PETERSBURG, Va. (WRIC) — Less than halfway through the year, the City of Petersburg has been the site of nearly 40 reported shooting incidents, according to crime data released by the police department.

In the week following a unanimous City Council vote to extend Petersburg’s curfew for minors to help address the spike in gun violence, local leaders, community members, law enforcement officers and students met Monday night for a roundtable discussion on how to move forward and curtail the shootings.

Students, like Petersburg High School senior Tylik Lawrence, said that there was a need for increased social opportunities in more positive environments for the city’s youth.

“I think we need more extracurricular programs for the kids, things like recreation centers, places for kids to go to play basketball, football,” Lawrence, a student-athlete himself, said. “They outside doing stuff they ain’t supposed to ’cause there ain’t really nothing else to do. So I just feel like we need more places to go as kids to have fun, stay out of trouble.”

Interim City Manager Kenneth Miller stated that the city would be investing hundreds of thousands of dollars in the fiscal year 2022-23 in programs for young people — $590,000 for Parks and Leisure; $97,000 for museums; $130,000 to hire and educate 30 students from Blandford Academy to intern with the city.

Police Chief Travis Christian also noted that, of the city’s seven homicides in 2022, one of them claimed the life of an individual under the age of 18.

“We quickly want to say that our kids is our problems. Our kids are not real problems in our city. We have some young adults, grown adults that are problems,” he said. “You think about our children and how they grow up. They’re following what they see, and if we expect our city to do better and change, as adults, we got to do a little better, too.”

Noting what Chief Christian said about young adults being impacted by gun violence, as opposed to minors, who are impacted by the city’s curfew, Sean Miller with the Boys and Girls Club said that the organization’s programs would be shifting focus.

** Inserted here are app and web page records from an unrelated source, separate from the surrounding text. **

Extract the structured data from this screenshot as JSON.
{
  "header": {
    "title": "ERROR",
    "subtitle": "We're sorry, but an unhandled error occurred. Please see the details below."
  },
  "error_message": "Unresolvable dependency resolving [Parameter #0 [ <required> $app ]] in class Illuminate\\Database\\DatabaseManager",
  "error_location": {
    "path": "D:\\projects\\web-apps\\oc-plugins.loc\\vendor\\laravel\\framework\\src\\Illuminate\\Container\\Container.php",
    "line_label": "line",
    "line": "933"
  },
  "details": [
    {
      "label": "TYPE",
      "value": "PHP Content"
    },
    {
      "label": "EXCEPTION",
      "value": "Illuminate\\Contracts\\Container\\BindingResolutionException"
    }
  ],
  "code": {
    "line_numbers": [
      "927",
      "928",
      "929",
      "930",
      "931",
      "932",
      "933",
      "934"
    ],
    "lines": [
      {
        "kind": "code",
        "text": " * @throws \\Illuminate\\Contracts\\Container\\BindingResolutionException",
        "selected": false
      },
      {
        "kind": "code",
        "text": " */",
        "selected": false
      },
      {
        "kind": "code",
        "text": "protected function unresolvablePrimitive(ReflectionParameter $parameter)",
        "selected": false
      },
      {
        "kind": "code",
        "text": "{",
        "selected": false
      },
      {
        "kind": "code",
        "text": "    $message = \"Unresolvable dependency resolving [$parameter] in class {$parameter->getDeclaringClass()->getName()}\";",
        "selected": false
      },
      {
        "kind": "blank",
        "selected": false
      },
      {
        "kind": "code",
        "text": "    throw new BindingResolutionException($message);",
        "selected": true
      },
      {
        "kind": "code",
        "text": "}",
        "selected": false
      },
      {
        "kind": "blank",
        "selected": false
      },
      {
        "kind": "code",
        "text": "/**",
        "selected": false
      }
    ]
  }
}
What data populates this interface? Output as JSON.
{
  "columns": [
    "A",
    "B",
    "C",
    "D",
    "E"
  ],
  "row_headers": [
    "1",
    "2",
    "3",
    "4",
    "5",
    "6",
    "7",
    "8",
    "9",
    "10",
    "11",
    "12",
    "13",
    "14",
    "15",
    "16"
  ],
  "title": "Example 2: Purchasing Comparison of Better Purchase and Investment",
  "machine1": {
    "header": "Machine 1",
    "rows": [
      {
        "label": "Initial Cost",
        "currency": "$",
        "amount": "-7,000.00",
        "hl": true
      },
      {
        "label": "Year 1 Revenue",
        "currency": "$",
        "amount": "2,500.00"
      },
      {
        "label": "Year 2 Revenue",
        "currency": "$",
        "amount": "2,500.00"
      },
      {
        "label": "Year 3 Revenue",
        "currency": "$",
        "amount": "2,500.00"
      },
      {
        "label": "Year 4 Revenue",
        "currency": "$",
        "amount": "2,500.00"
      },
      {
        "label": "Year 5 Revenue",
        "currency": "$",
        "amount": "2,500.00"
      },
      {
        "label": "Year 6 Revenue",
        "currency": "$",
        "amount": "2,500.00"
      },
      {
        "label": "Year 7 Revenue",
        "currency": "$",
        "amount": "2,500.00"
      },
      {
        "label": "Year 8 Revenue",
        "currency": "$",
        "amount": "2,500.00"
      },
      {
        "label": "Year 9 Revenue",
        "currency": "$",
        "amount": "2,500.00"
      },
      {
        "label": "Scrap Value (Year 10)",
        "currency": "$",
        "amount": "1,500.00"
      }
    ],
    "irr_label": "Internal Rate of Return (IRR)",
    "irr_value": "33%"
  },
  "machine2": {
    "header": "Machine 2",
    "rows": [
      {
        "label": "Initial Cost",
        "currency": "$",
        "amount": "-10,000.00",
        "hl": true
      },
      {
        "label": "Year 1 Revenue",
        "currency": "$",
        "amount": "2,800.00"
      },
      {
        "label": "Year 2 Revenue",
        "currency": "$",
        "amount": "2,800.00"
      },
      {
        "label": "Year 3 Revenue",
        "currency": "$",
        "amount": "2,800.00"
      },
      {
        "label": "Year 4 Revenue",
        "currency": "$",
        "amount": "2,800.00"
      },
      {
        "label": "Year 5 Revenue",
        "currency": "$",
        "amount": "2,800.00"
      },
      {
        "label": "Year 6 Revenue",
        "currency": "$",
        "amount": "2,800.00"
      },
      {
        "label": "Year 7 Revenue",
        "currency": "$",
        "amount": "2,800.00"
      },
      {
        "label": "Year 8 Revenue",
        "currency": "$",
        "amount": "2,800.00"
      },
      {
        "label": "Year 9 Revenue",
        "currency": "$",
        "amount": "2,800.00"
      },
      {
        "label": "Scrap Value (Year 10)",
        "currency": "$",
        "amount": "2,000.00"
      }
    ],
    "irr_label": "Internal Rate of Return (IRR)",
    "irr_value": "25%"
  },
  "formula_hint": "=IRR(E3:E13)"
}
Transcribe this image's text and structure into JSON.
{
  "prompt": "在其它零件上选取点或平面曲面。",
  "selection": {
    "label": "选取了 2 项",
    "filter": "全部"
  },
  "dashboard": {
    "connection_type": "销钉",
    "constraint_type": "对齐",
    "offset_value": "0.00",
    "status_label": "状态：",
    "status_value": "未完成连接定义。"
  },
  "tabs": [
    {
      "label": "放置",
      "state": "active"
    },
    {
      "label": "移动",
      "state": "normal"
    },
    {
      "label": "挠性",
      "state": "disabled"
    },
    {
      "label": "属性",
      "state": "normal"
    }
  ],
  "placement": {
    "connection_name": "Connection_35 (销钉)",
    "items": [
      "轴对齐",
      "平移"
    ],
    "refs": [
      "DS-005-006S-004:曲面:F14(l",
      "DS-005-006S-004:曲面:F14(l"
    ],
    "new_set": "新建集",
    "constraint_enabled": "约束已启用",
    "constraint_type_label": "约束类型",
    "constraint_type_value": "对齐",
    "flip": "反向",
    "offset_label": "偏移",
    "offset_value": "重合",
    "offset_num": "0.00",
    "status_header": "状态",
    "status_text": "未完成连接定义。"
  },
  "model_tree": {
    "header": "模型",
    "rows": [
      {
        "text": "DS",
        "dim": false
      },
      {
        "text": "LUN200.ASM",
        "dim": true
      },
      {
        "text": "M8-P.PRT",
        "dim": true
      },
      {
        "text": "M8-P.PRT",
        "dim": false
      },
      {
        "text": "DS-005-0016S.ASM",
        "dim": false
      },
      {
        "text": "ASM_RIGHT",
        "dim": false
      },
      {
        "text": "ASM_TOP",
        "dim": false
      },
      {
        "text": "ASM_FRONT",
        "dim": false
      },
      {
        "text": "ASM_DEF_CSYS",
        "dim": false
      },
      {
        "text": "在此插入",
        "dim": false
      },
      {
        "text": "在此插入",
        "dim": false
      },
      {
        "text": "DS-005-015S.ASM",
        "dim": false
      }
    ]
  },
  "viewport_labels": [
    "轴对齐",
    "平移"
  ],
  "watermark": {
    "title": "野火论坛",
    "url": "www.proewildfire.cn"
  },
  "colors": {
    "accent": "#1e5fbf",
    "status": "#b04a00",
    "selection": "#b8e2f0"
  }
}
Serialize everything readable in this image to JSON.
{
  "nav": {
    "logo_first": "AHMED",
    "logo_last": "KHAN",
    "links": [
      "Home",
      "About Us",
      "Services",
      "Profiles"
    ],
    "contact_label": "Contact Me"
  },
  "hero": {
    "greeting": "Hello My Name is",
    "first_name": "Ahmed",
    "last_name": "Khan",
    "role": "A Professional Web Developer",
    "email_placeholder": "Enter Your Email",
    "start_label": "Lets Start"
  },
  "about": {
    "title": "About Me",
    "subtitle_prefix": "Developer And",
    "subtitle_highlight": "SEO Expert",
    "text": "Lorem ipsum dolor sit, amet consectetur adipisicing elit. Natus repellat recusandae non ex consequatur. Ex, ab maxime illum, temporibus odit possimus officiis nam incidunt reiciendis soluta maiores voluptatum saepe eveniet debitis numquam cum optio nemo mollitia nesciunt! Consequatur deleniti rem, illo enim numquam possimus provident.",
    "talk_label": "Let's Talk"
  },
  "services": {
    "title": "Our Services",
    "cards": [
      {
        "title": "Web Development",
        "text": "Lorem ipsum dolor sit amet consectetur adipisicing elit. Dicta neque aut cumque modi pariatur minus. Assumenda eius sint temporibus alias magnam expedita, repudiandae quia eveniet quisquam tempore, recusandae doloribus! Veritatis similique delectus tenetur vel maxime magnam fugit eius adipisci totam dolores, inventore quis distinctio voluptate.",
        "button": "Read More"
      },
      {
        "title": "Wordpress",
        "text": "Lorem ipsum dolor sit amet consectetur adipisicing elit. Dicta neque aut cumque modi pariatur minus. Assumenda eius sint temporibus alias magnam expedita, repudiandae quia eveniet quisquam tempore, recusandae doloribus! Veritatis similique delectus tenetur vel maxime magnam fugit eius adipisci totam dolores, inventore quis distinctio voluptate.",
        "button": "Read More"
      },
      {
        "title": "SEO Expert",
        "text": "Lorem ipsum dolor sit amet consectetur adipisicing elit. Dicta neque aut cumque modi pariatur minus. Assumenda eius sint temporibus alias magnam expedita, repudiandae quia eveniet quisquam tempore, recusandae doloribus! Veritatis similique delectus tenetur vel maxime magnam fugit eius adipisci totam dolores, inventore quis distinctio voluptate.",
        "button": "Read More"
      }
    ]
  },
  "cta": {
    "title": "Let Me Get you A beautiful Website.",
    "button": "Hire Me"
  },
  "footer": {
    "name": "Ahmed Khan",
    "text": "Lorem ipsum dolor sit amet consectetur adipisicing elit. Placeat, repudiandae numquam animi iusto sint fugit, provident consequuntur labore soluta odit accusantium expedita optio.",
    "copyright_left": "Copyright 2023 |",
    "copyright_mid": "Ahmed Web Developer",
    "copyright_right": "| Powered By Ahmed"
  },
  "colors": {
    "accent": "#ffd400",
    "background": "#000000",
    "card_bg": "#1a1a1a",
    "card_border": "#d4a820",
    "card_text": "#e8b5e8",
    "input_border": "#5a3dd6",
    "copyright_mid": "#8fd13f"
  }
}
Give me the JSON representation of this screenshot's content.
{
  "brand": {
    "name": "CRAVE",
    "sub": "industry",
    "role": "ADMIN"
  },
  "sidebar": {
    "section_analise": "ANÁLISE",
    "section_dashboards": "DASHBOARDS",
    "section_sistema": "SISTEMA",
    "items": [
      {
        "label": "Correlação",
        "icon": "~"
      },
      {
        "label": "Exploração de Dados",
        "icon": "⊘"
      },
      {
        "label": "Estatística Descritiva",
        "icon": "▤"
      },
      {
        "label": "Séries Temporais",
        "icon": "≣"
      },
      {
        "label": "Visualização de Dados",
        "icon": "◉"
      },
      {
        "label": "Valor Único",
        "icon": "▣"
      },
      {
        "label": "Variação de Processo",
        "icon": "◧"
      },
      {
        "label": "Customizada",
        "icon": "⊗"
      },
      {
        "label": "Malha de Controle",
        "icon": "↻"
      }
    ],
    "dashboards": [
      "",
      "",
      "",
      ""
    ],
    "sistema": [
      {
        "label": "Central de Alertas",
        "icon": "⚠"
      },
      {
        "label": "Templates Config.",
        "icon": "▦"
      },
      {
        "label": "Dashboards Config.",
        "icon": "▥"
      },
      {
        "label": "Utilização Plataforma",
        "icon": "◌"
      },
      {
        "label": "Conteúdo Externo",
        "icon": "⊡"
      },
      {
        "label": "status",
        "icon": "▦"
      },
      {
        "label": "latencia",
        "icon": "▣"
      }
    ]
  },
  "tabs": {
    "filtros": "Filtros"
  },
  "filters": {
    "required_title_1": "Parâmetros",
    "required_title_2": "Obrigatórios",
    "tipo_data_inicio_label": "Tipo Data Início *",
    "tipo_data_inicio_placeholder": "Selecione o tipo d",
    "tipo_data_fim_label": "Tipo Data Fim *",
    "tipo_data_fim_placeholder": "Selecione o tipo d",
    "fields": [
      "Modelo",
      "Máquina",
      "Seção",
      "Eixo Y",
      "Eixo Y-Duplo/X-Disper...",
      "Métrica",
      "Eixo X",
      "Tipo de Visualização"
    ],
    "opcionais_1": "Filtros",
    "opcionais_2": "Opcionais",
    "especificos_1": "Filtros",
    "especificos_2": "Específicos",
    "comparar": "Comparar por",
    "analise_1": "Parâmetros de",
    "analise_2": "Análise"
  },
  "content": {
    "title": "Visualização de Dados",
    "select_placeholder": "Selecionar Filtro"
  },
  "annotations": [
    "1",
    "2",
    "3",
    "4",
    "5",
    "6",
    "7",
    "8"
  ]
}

“Traditionally, [the] Boys and Girls Club serves kids 6 to 18 years old. We have made a shift, and we’re starting to pay more attention to that middle school and high school population,” Miller said. “We’re starting to look at our alumni, as well, because they need a network they can plug into. So how can we serve as a conduit to give them access to some things?”